The Indian government official contended that the documentary, titled “Sikhs, Murder and Spies,” was shot without appropriate permissions and glorified terrorism. The official also accused Dias’s associates of obtaining visas based on misleading information.

Regarding Dias’s visa application, the official explained that she received an extension until the end of June but paid the renewal fees only on April 18, the day before her sudden departure. The official also mentioned that authority letters for access to polling booths and counting stations could not be processed during the visa extension period.

ABC managing director David Anderson expressed full support for Dias’s reporting and confirmed her transition to the “Four Corners” team as a reporter in the coming weeks.

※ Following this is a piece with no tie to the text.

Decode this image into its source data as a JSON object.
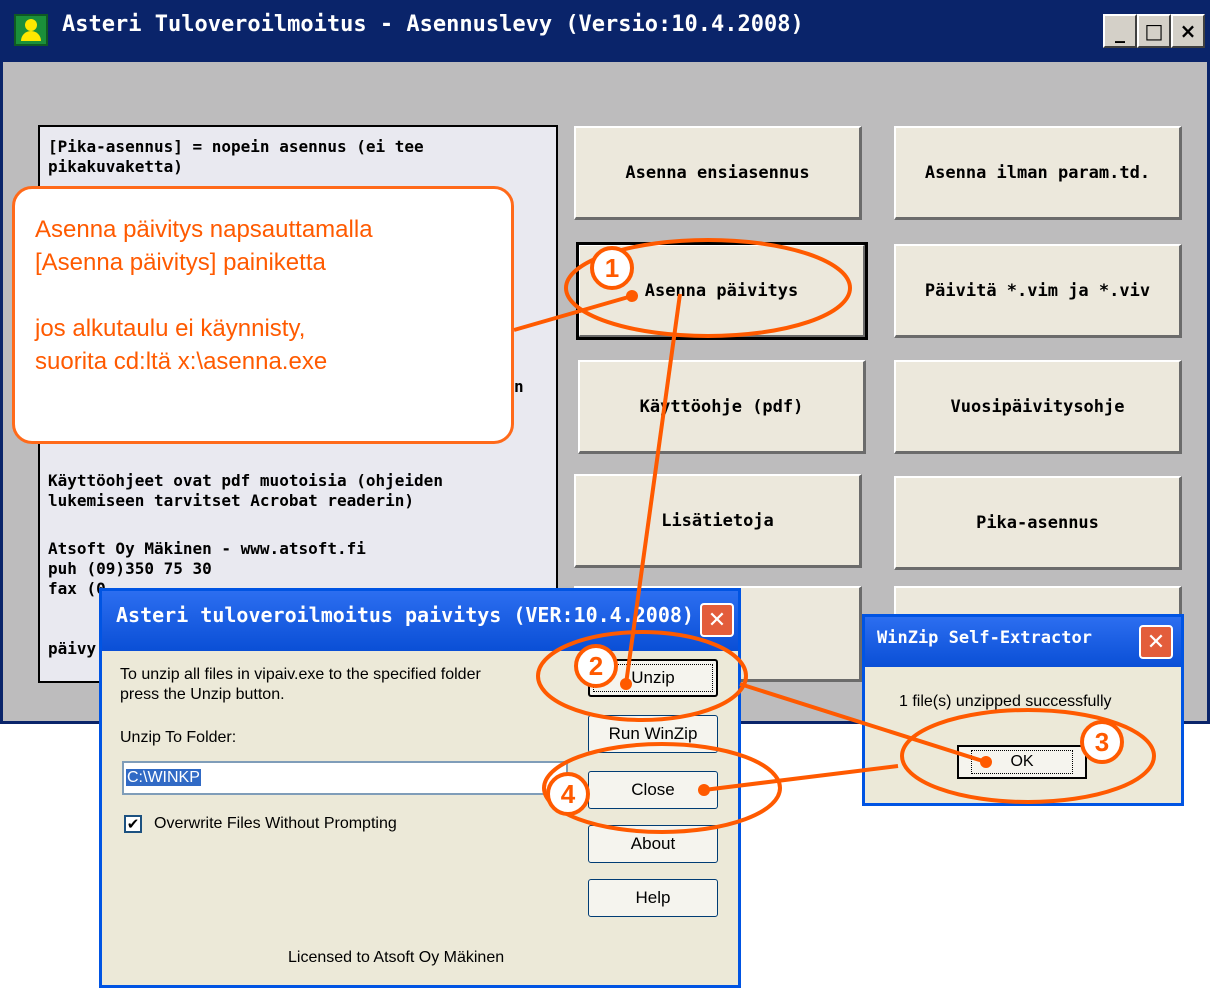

Reflecting on the situation in her podcast “Looking for Modi,” Dias expressed shock and disappointment, stating, “This place my partner and I had called home for the last two-and-a-half years, this place that we loved so much, was not going to be home anymore. We were being forced to leave on the Indian government’s terms.”